Task details>
Give back every record exactly.

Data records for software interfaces
◆ ◆ ◆

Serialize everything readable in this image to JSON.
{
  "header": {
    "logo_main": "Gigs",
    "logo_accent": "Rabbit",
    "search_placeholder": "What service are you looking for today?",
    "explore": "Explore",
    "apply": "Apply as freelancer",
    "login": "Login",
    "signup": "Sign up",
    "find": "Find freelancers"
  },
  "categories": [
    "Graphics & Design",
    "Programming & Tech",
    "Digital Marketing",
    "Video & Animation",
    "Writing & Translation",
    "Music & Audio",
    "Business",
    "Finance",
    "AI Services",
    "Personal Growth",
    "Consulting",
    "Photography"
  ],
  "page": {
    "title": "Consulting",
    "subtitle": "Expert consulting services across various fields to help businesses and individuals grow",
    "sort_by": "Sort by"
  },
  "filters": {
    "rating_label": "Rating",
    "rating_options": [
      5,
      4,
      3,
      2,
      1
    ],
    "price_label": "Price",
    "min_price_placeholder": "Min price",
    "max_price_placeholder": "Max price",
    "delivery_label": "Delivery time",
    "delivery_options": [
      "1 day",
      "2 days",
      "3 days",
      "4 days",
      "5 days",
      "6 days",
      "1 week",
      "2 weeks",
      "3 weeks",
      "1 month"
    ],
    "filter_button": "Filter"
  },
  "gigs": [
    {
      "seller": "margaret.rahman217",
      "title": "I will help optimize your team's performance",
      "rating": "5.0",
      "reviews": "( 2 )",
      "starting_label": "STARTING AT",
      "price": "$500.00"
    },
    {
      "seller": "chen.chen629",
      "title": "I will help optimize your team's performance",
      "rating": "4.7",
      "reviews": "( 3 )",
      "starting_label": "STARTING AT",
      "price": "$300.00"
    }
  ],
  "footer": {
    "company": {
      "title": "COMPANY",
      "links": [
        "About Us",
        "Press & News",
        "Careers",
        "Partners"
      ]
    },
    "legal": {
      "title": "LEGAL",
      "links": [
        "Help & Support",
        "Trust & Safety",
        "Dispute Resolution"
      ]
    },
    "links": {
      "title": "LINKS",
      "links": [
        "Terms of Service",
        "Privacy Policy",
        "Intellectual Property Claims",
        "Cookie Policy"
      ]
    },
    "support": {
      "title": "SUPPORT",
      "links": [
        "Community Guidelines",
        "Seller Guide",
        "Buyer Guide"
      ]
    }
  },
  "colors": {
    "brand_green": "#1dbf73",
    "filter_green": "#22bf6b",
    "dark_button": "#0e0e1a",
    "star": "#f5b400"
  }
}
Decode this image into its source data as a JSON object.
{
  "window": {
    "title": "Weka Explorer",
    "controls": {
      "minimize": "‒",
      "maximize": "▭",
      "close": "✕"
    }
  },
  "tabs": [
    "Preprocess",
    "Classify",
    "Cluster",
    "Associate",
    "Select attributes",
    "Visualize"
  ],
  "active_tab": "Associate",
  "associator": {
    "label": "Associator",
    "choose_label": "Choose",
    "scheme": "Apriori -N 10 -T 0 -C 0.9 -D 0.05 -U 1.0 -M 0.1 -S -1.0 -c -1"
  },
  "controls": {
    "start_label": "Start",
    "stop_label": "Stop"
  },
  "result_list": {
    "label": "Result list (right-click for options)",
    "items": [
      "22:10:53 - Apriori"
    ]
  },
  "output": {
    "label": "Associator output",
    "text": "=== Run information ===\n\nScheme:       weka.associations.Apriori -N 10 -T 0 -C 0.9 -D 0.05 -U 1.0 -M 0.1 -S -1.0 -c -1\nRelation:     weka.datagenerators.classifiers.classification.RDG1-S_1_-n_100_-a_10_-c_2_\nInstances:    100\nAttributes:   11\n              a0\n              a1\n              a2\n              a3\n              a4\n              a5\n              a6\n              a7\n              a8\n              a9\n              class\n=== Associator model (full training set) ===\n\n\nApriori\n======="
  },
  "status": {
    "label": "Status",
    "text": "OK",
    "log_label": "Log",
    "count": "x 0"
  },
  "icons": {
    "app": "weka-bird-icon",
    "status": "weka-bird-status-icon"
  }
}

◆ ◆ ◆

Task answer>
Serialize everything readable in this image to JSON.
{
  "header": {
    "logo_main": "Gigs",
    "logo_accent": "Rabbit",
    "search_placeholder": "What service are you looking for today?",
    "explore": "Explore",
    "apply": "Apply as freelancer",
    "login": "Login",
    "signup": "Sign up",
    "find": "Find freelancers"
  },
  "categories": [
    "Graphics & Design",
    "Programming & Tech",
    "Digital Marketing",
    "Video & Animation",
    "Writing & Translation",
    "Music & Audio",
    "Business",
    "Finance",
    "AI Services",
    "Personal Growth",
    "Consulting",
    "Photography"
  ],
  "page": {
    "title": "Consulting",
    "subtitle": "Expert consulting services across various fields to help businesses and individuals grow",
    "sort_by": "Sort by"
  },
  "filters": {
    "rating_label": "Rating",
    "rating_options": [
      5,
      4,
      3,
      2,
      1
    ],
    "price_label": "Price",
    "min_price_placeholder": "Min price",
    "max_price_placeholder": "Max price",
    "delivery_label": "Delivery time",
    "delivery_options": [
      "1 day",
      "2 days",
      "3 days",
      "4 days",
      "5 days",
      "6 days",
      "1 week",
      "2 weeks",
      "3 weeks",
      "1 month"
    ],
    "filter_button": "Filter"
  },
  "gigs": [
    {
      "seller": "margaret.rahman217",
      "title": "I will help optimize your team's performance",
      "rating": "5.0",
      "reviews": "( 2 )",
      "starting_label": "STARTING AT",
      "price": "$500.00"
    },
    {
      "seller": "chen.chen629",
      "title": "I will help optimize your team's performance",
      "rating": "4.7",
      "reviews": "( 3 )",
      "starting_label": "STARTING AT",
      "price": "$300.00"
    }
  ],
  "footer": {
    "company": {
      "title": "COMPANY",
      "links": [
        "About Us",
        "Press & News",
        "Careers",
        "Partners"
      ]
    },
    "legal": {
      "title": "LEGAL",
      "links": [
        "Help & Support",
        "Trust & Safety",
        "Dispute Resolution"
      ]
    },
    "links": {
      "title": "LINKS",
      "links": [
        "Terms of Service",
        "Privacy Policy",
        "Intellectual Property Claims",
        "Cookie Policy"
      ]
    },
    "support": {
      "title": "SUPPORT",
      "links": [
        "Community Guidelines",
        "Seller Guide",
        "Buyer Guide"
      ]
    }
  },
  "colors": {
    "brand_green": "#1dbf73",
    "filter_green": "#22bf6b",
    "dark_button": "#0e0e1a",
    "star": "#f5b400"
  }
}
Decode this image into its source data as a JSON object.
{
  "window": {
    "title": "Weka Explorer",
    "controls": {
      "minimize": "‒",
      "maximize": "▭",
      "close": "✕"
    }
  },
  "tabs": [
    "Preprocess",
    "Classify",
    "Cluster",
    "Associate",
    "Select attributes",
    "Visualize"
  ],
  "active_tab": "Associate",
  "associator": {
    "label": "Associator",
    "choose_label": "Choose",
    "scheme": "Apriori -N 10 -T 0 -C 0.9 -D 0.05 -U 1.0 -M 0.1 -S -1.0 -c -1"
  },
  "controls": {
    "start_label": "Start",
    "stop_label": "Stop"
  },
  "result_list": {
    "label": "Result list (right-click for options)",
    "items": [
      "22:10:53 - Apriori"
    ]
  },
  "output": {
    "label": "Associator output",
    "text": "=== Run information ===\n\nScheme:       weka.associations.Apriori -N 10 -T 0 -C 0.9 -D 0.05 -U 1.0 -M 0.1 -S -1.0 -c -1\nRelation:     weka.datagenerators.classifiers.classification.RDG1-S_1_-n_100_-a_10_-c_2_\nInstances:    100\nAttributes:   11\n              a0\n              a1\n              a2\n              a3\n              a4\n              a5\n              a6\n              a7\n              a8\n              a9\n              class\n=== Associator model (full training set) ===\n\n\nApriori\n======="
  },
  "status": {
    "label": "Status",
    "text": "OK",
    "log_label": "Log",
    "count": "x 0"
  },
  "icons": {
    "app": "weka-bird-icon",
    "status": "weka-bird-status-icon"
  }
}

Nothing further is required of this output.